Latest WIP on the workbench.
I'm in love with this colour!

Related Posts on Lupey Loops

Beanies to Berets Exhibition 2019 + Textile Expo: Call for Artists, 6 May 2019:

Installing Anzac Day Crochet at Brighton Jetty, 20 April 2019:

Showtime!, 13 April 2019:

Yarn Review: Amigurumi + Exciting News, 24 March 2019:

Battling Bureaucracy, 3 November 2017:


  1. My goodness what a post, you are so busy. Loved the bees.

    1. It takes one to know one, Lorraine! You seem to have been just as busy filling your days with so many interesting activities.

  2. How do you keep up with everything, Jodie? You are amazing. I've been on two trips, one after the other, and it completely threw me, I'm still struggling to get into my routine. But making time for both Wimbledon and Le Tour :-)

    1. Routine? What's a routine? hehehe I've been at the mercy of forces beyond my control and I cope with it like I cope with a roller coaster ride. Accept the commitment to the ride, hang on tightly and just go with it! If you try to fight it, it won't end well.

      As for keeping up with everything, I certainly DON'T keep up with everything. (You should have seen the clutter building up in my home, especially my desk.) I certainly didn't keep up with the crochet because I was too tired to keep my eyes open. The social life (apart from family) was put on hold too.

      The main trick is to prioritise what's important and urgent and be prepared to let other things go for a while. Sometimes it helped to categorise the different activities and then take turns from day to day to make sure that EITHER at least one thing got done from each category every day OR each day became a focus for a particular category.

      One needs to be extremely clear about the order of priorities and invest in 'thinking'/'planning' time and 'rest' time as much as 'doing'/activity time. May these ideas help you, Amalia. xx

      P.S. I totally endorse making time to enjoy Wimbledon and Le Tour. Haven't they been exciting? The cricket was also remarkable this year.

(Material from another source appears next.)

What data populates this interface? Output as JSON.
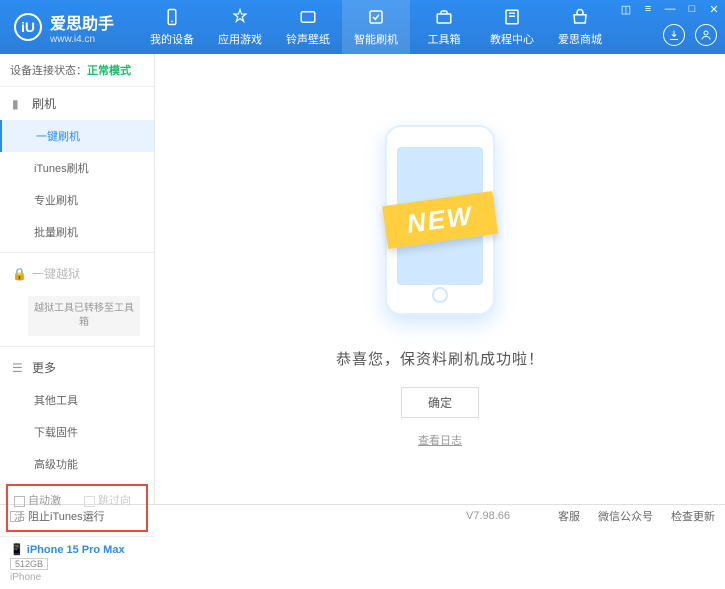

  3. Love the bees, and you indeed are the 4th busy bee. So nice to catch up on all you have been doing. Children leaving home is not for the faint of heart. I got you, my friend.

    1. Thank you so much for your support, Mary-Anne. I'm now learning about Long-Distance-Parenting! hehe

      The bees have been very popular. I have had a few requests for them - maybe I should take orders but I don't want to make commitments I may not be able to keep with everything going on lately.

      Let's hope that things settle down for a while and that there isn't such a gap between blog entries from now on.

  4. I hope you are busy as a bee with wonderful adventures. Sending you a hug.

    1. Wonderful adventures ... I'm very keen to get back into some more crochet adventures.

      Many hugs for you too (and especially your cute Little Buddy and cheeky waggy-tailed boys). I've enjoyed reading about your latest adventures with so many kind people and interesting places.

      Apologies if I haven't had a chance to mark my visits with comments because I have been using my phone when it has been too tricky to get to the computer. I can comment very easily with the computer but not so much with the phone.

      Wishing you many happy summer days by the pool! xx